_Problem requirements:_
Across the records, find how many lines include the string "webhook" and answer with only the figure.

Excerpts from an interface dataset
______

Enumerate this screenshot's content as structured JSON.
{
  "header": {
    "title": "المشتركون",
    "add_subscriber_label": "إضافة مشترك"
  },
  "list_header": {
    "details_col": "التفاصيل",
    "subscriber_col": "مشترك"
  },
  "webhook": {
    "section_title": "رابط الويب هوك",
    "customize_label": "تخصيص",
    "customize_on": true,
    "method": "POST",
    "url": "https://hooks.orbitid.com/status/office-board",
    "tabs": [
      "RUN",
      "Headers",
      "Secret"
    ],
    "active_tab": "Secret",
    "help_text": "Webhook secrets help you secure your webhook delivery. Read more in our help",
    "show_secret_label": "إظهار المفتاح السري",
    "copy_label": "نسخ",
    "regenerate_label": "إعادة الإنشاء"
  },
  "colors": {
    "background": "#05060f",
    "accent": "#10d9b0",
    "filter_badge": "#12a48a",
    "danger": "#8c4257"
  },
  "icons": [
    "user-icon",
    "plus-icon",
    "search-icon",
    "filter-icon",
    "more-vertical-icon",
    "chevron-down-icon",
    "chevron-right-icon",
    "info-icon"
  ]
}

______

_Task result:_
2